Legislative attempts to enact anti-bias laws protecting gay men and lesbians have occurred at the federal, state and local level. In Congress, the effort to enact equal protection laws, including coverage for gay men and lesbians, has been underway since 1975, when Rep. Bella Abzug, D-N.Y., introduced the first lesbian and gay civil rights bill.
Since then, 12 states and the District of Columbia have enacted laws barring job discrimination on the basis of sexual orientation. The Human Rights Campaign also reports that 23 states and the District of Columbia have enacted state hate crime laws that include protections against violence motivated by sexual orientation bias.
The states Tamil Nadu and Kerala in India were the first states to introduce a transgender (hijra/ aravani) welfare policy.

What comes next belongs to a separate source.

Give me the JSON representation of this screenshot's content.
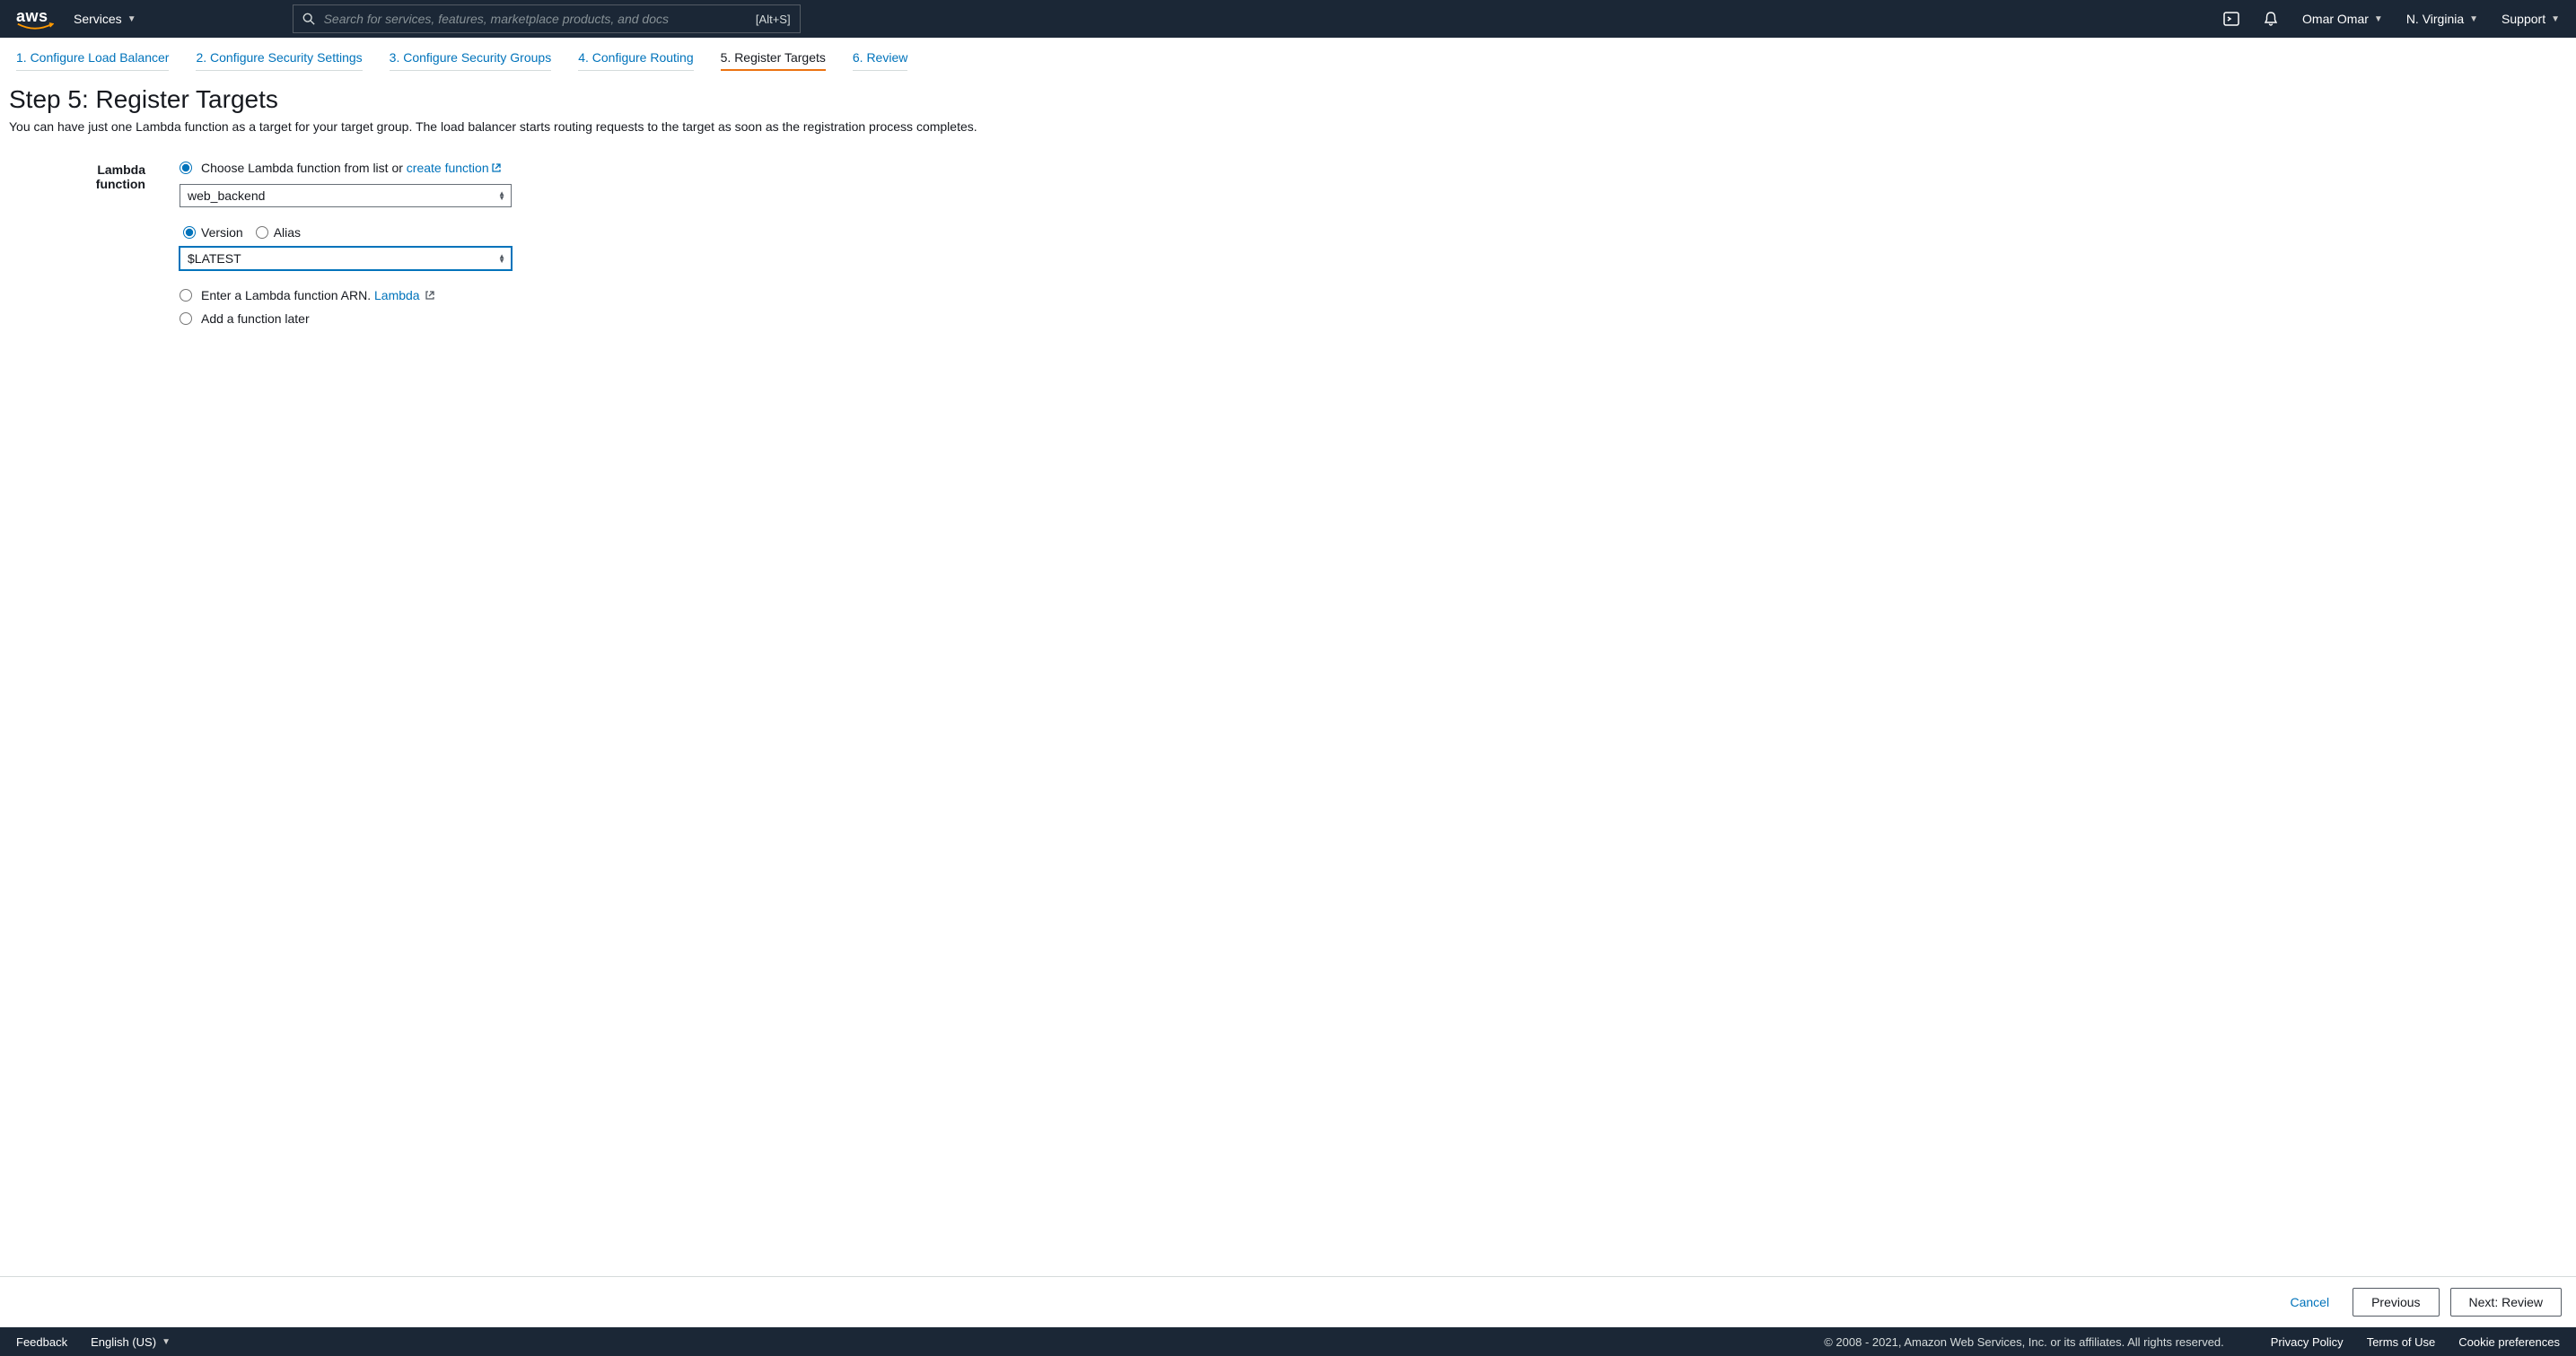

According to the transgender welfare policy transgender people can access free Sex Reassignment Surgery (SRS) in the Government Hospital (only for MTF); free housing program; various citizenship documents; admission in government colleges with full scholarship for higher studies; alternative sources of livelihood through formation of self-help groups (for savings) and initiating income-generation programme (IGP). Tamil Nadu was also the first state to form a Transgender Welfare Board with representatives from the transgender community. In 2016, Kerala started implementing free SRS through government hospitals.

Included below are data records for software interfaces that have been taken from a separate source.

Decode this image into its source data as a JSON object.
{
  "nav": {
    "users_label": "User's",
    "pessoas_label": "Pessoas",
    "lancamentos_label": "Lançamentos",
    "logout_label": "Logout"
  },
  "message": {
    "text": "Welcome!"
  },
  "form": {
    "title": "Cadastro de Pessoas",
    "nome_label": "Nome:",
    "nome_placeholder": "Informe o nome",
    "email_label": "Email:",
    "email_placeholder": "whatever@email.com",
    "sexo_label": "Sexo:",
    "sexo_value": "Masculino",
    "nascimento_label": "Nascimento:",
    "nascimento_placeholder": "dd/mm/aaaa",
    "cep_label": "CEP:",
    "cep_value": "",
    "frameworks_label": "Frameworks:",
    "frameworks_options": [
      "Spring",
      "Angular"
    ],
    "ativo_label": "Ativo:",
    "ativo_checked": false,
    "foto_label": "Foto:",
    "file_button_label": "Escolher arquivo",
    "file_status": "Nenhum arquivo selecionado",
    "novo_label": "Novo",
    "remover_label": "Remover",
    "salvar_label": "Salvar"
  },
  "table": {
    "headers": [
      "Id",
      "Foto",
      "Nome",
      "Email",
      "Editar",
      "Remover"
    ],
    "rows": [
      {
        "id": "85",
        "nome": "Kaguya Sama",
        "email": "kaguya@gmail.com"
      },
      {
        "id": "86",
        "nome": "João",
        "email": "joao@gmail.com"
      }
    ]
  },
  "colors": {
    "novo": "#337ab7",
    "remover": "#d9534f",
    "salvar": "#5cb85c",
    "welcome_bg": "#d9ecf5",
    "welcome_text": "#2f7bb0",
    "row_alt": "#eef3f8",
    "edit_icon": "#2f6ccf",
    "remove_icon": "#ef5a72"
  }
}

In India one group of transgender people are called Hijras. They were legally granted voting rights as a third sex in 1994. Due to alleged legal ambiguity of the procedure, Indian transgender individuals do not have access to safe medical facilities for SRS. On 15 April 2014, Supreme Court of India declared transgender people as a socially and economically backward class entitled to reservations in Education and Job, and also directed union and state governments to frame welfare schemes for them. On 24 April 2015, the Rajya Sabah passed the Rights of Transgender Persons Bill, 2014 guaranteeing rights and entitlements, reservations in education and jobs (2% reservation in government jobs), legal aid, pensions, unemployment allowances and skill development for transgender people. It also contains provisions to prohibit discrimination in employment, prevent abuse, violence and exploitation of transgender people. The Bill also provides for the establishment of welfare boards at the Centre and State level, and for Transgender Rights Courts. The Bill was introduced by DMK MP Tiruchi Siva, and marked the first time the House had passed a private member’s bill in 45 years.
Therefore in my view they should be given their rights without any discrimination on their gender.